### Your objective
Once you have read the entries, please say how many lines hold the string "item", giving the number only.

---

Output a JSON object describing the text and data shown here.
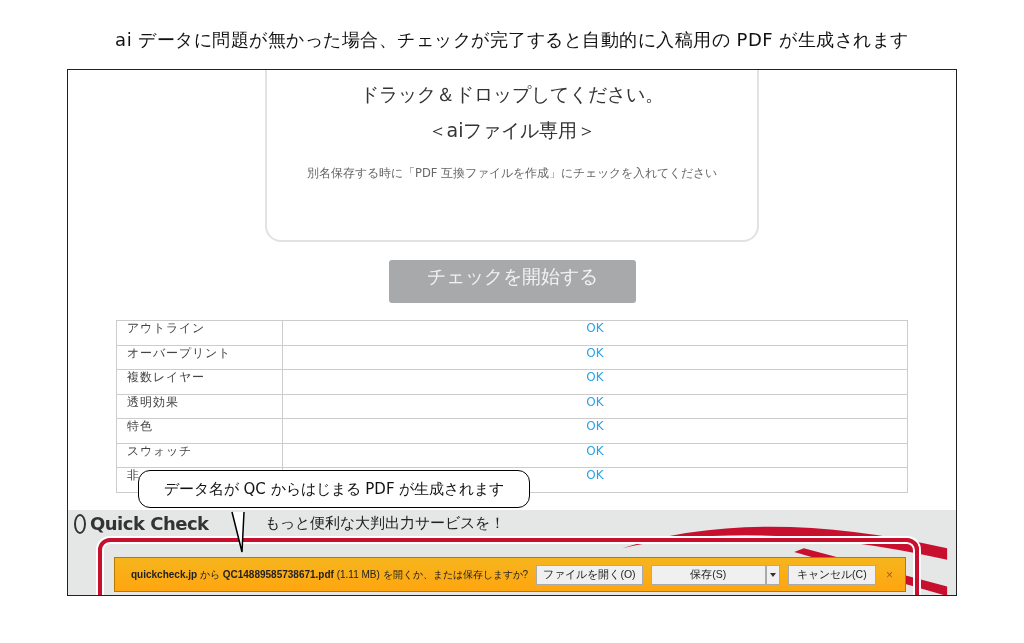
{
  "caption": "ai データに問題が無かった場合、チェックが完了すると自動的に入稿用の PDF が生成されます",
  "drop_zone": {
    "title": "ドラック＆ドロップしてください。",
    "subtitle": "＜aiファイル専用＞",
    "note": "別名保存する時に「PDF 互換ファイルを作成」にチェックを入れてください"
  },
  "start_button": {
    "label": "チェックを開始する",
    "disabled": true
  },
  "checks": [
    {
      "item": "アウトライン",
      "result": "OK"
    },
    {
      "item": "オーバープリント",
      "result": "OK"
    },
    {
      "item": "複数レイヤー",
      "result": "OK"
    },
    {
      "item": "透明効果",
      "result": "OK"
    },
    {
      "item": "特色",
      "result": "OK"
    },
    {
      "item": "スウォッチ",
      "result": "OK"
    },
    {
      "item": "非",
      "result": "OK"
    }
  ],
  "footer": {
    "logo": "Quick Check",
    "tagline": "もっと便利な大判出力サービスを！"
  },
  "callout": {
    "text": "データ名が QC からはじまる PDF が生成されます"
  },
  "download_bar": {
    "message": "**quickcheck.jp** から **QC14889585738671.pdf** (1.11 MB) を開くか、または保存しますか?",
    "buttons": [
      {
        "label": "ファイルを開く(O)",
        "kind": "plain"
      },
      {
        "label": "保存(S)",
        "kind": "split"
      },
      {
        "label": "キャンセル(C)",
        "kind": "plain"
      }
    ],
    "close": "×"
  }
}
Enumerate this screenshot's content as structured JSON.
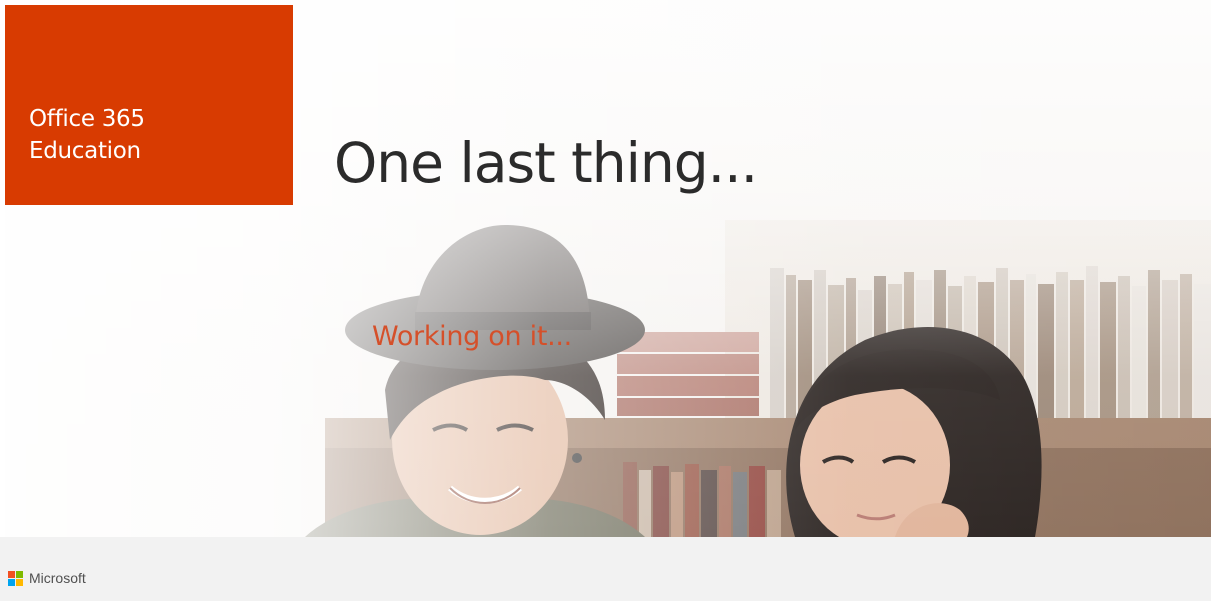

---

### Task result
7